8 USE IN SPECIFIC POPULATIONS 8.1 Pregnancy Teratogenic Effects: Pregnancy Category C There are no adequate and well-controlled studies in pregnant women. Therefore, VANOS Cream should be used during pregnancy only if the potential benefit justifies the potential risk to the fetus. Corticosteroids have been shown to be teratogenic in laboratory animals when administered systemically at relatively low dosage levels. Some corticosteroids have been shown to be teratogenic after dermal application in laboratory animals. 8.3 Nursing Mothers Systemically administered corticosteroids appear in human milk and could suppress growth, interfere with endogenous corticosteroid production, or cause other untoward effects. It is not known whether topical administration of corticosteroids could result in sufficient systemic absorption to produce detectable quantities in breast milk. Nevertheless, a decision should be made whether to discontinue nursing or to discontinue the drug, taking into account the importance of the drug to the mother. 8.4 Pediatric Use Safety and efficacy of VANOS Cream in pediatric patients younger than 12 years of age have not been established; therefore use in pediatric patients younger than 12 years of age is not recommended. HPA axis suppression was studied in 4 sequential cohorts of pediatric patients with atopic dermatitis covering at least 20% of the body surface area, treated once daily or twice daily with VANOS Cream. The first cohort of 31 patients (mean 36.3% BSA) 12 to < 18 years old; the second cohort included 31 patients (mean 39.0% BSA) 6 to < 12 years old; the third cohort included 30 patients (mean 34.6% BSA) 2 to < 6 years old; the fourth cohort included 31 patients (mean 40.0% BSA) 3 months to < 2 years old. VANOS Cream caused HPA-axis suppression in 1 patient in the twice daily group in Cohort 1, 2 patients in the twice daily group in Cohort 2, and 1 patient in the twice daily group in Cohort 3. Follow-up testing 14 days after treatment discontinuation, available for all 4 suppressed patients, demonstrated a normally responsive HPA axis. Signs of skin atrophy were present at baseline and severity was not determined making it difficult to assess local skin safety. Therefore, the safety of VANOS Cream in patients younger than 12 years of age has not been demonstrated [see Warnings and Precautions (5.2) ]. HPA axis suppression has not been evaluated in patients with psoriasis who are less than 18 years of age. Because of a higher ratio of skin surface area to body mass, pediatric patients are at a greater risk than adults of HPA-axis suppression and Cushing's syndrome when they are treated with topical corticosteroids.

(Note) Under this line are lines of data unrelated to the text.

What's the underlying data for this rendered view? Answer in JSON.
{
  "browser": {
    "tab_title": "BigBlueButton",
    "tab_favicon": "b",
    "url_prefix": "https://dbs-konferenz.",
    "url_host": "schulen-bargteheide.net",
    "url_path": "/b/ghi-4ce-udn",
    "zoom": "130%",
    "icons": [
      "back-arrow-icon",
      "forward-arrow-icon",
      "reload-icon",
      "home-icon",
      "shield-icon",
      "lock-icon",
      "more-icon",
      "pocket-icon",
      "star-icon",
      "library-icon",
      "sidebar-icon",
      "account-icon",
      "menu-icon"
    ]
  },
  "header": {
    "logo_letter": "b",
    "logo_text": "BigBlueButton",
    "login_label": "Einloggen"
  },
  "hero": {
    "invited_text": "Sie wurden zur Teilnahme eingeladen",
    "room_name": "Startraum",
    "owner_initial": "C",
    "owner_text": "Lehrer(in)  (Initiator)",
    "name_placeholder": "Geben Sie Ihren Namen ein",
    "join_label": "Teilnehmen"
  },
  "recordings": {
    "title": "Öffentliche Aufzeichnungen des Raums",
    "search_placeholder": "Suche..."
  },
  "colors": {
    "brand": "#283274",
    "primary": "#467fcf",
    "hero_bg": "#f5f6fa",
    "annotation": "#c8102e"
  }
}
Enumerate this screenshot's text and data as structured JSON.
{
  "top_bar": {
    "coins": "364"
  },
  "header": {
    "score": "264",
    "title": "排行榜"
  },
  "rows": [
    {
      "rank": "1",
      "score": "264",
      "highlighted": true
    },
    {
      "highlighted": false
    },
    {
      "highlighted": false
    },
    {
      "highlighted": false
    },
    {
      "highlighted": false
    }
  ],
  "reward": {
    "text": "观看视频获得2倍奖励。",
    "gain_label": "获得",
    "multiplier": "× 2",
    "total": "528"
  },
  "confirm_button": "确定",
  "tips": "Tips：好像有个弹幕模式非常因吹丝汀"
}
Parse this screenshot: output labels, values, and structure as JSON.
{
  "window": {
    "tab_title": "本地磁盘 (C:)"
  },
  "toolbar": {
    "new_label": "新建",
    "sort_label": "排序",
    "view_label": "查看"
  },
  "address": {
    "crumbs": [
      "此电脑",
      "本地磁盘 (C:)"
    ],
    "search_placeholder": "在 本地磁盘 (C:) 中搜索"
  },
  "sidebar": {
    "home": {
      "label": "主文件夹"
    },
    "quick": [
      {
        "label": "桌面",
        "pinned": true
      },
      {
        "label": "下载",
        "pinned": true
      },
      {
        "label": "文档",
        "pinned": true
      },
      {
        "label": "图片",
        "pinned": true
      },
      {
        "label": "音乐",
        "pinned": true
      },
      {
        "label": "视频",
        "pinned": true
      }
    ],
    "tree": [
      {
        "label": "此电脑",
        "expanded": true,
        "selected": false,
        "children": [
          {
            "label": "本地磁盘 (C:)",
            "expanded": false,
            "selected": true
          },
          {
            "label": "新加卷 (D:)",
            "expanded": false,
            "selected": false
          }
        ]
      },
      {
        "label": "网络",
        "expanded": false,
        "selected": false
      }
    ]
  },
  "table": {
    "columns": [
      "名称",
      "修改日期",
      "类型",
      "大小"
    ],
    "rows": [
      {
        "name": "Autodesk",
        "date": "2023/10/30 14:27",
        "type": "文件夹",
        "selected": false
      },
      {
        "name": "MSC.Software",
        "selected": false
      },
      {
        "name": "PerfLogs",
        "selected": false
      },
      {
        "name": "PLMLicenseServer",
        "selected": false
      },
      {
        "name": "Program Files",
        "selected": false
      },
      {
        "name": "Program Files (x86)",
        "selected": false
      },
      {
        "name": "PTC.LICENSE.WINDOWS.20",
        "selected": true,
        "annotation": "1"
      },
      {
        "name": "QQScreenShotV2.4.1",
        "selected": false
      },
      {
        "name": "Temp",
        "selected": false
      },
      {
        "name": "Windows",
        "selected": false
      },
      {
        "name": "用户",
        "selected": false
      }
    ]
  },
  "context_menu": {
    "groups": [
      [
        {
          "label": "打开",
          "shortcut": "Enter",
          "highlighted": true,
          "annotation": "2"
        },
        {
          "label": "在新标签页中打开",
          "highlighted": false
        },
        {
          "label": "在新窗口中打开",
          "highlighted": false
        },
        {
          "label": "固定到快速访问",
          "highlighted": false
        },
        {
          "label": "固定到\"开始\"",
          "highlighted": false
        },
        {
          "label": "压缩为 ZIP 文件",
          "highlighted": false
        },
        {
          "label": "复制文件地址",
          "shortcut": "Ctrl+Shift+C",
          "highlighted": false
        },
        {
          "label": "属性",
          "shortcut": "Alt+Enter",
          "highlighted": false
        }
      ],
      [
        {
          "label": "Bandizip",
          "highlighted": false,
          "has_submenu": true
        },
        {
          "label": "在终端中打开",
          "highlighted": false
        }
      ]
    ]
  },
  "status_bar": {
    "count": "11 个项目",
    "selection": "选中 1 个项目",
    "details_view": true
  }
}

They are therefore also at greater risk of adrenal insufficiency during or after withdrawal of treatment. Adverse effects including striae have been reported with inappropriate use of topical corticosteroids in infants and children. HPA-axis suppression, Cushing's syndrome, linear growth retardation, delayed weight gain, and intracranial hypertension have been reported in children receiving topical corticosteroids. Manifestations of adrenal suppression in children include low plasma cortisol levels and absence of response to cosyntropin (ACTH1–24) stimulation. Manifestations of intracranial hypertension include bulging fontanelles, headaches, and bilateral papilledema. 8.5 Geriatric Use Clinical studies of VANOS Cream did not include sufficient numbers of subjects aged 65 and over to determine whether they respond differently from younger subjects.